Kathy Dingus

 

 

 

Do these gravestones look a bit unfamiliar to you? I like to think of them as a way of merging a little bit of the old ways with the new. My father, James Hoyt Mullins, was an avid genealogist and had traced his family roots into Scotland and Ireland, (among other locales), and was particularly fascinated by his Celtic culture. One particular aspect of that culture was the tradition of building a "cairn."

King Orry’s Grave, Laxley
All Photographs © David Ratcliffe

My research on cairns however, proves to go back further into history than my father knew. Cairn graves were built on the Finnish coastline during the Bronze Age. Amazing isn't it?

A cairn by Webster's Dictionary definition is a conical heap of stones built as a monument or a landmark. Similarly, Ireland and Scotland's landscape is dotted with many cairns such as the one at Laxley, all erected for a particular reason. One such cairn that still exists today is King Orry's Grave, in Laxley.

We knew my father cared enough to build his father a unique monument so we felt that he would also want something just as unique for himself. My brothers have told me that this was a special time for them, working and laboring over Dad's grave, erecting a monument for him. It gave them time to come to terms with his death and his life. It also gave them a chance to build something to honor the life that he lived.

It was the best and yet the most difficult task they have ever had to finish. We have often wondered how Dad felt while he and his brothers built their father's cairn. Probably the thoughts that came to their minds while laboring over their father's cairn were similar to my brothers as they did the same. This is just one more link in the chain of life.

We also had a bronze plaque fashioned with my father's name, birth and death date and a quote placed on the front. The quote states "A man of the mountains, A man for God." We also had our favorite picture of him, engraved, by laser, on the side.
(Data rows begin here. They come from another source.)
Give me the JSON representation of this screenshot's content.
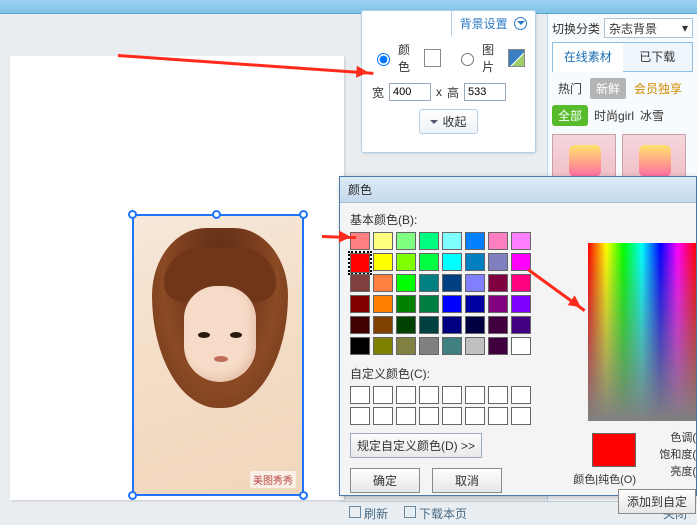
{
  "bg_panel": {
    "title": "背景设置",
    "opt_color": "颜色",
    "opt_image": "图片",
    "w_label": "宽",
    "w_value": "400",
    "x_label": "x",
    "h_label": "高",
    "h_value": "533",
    "collapse": "收起"
  },
  "right": {
    "switch_label": "切换分类",
    "category_value": "杂志背景",
    "tab_online": "在线素材",
    "tab_downloaded": "已下载",
    "filter_hot": "热门",
    "filter_new": "新鲜",
    "filter_vip": "会员独享",
    "cat_all": "全部",
    "cat1": "时尚girl",
    "cat2": "冰雪"
  },
  "color_dlg": {
    "title": "颜色",
    "basic_label": "基本颜色(B):",
    "basic_colors": [
      "#ff8080",
      "#ffff80",
      "#80ff80",
      "#00ff80",
      "#80ffff",
      "#0080ff",
      "#ff80c0",
      "#ff80ff",
      "#ff0000",
      "#ffff00",
      "#80ff00",
      "#00ff40",
      "#00ffff",
      "#0080c0",
      "#8080c0",
      "#ff00ff",
      "#804040",
      "#ff8040",
      "#00ff00",
      "#008080",
      "#004080",
      "#8080ff",
      "#800040",
      "#ff0080",
      "#800000",
      "#ff8000",
      "#008000",
      "#008040",
      "#0000ff",
      "#0000a0",
      "#800080",
      "#8000ff",
      "#400000",
      "#804000",
      "#004000",
      "#004040",
      "#000080",
      "#000040",
      "#400040",
      "#400080",
      "#000000",
      "#808000",
      "#808040",
      "#808080",
      "#408080",
      "#c0c0c0",
      "#400040",
      "#ffffff"
    ],
    "custom_label": "自定义颜色(C):",
    "define_btn": "规定自定义颜色(D) >>",
    "ok": "确定",
    "cancel": "取消",
    "hue_label": "色调(",
    "sat_label": "饱和度(",
    "lum_label": "亮度(",
    "solid_label": "颜色|纯色(O)",
    "add_custom": "添加到自定"
  },
  "footer": {
    "refresh": "刷新",
    "dl_page": "下载本页",
    "close": "关闭"
  },
  "tag": "美图秀秀"
}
This picture was a charcoal drawing of my father in his mountain man attire; a linsey-woolsey shirt, fringed pants, powder horn, tri-corn hat, and holding a Kentucky Mountain Long Rifle, or more commonly known as a muzzle loader.

My father often traveled to various places and spoke to groups about these mountains, and the people who settled here and made them home. He wore an eye-patch, which made him look like the "mountain-man" he so often portrayed. While at the young age of 21, a muzzle loader he owned, blew up in his face, causing irreparable damage to his eye. The eye-patch was just one more fascinating aspect of my father's life. Although blind in one eye, he never considered that he was disabled in any way.

Back view of Dad's Tombstone

He often played his guitar and sang songs of the mountain people, and the hardships they endured while settling this strange land called America. Children were especially fascinated by his mountain songs and tales and often begged for particular favorites when he went to visit. This charcoal drawing of him was done in Asheville, North Carolina by a well-known artist, VanRensselaer. Mr. VanRensselaer happened to be in the audience during one of my father's recitation/dramas of mountain life. He drew this picture of my father during the drama and presented it to him after his performance.

When my time for "planting" in this Appalachian soil comes, I want one of these cairns built as a monument for me. And so it goes…

If you would like more information on cairns or how to build one like those shown above, contact kathyd@optidynamic.com

 

In memory of James Hoyt Mullins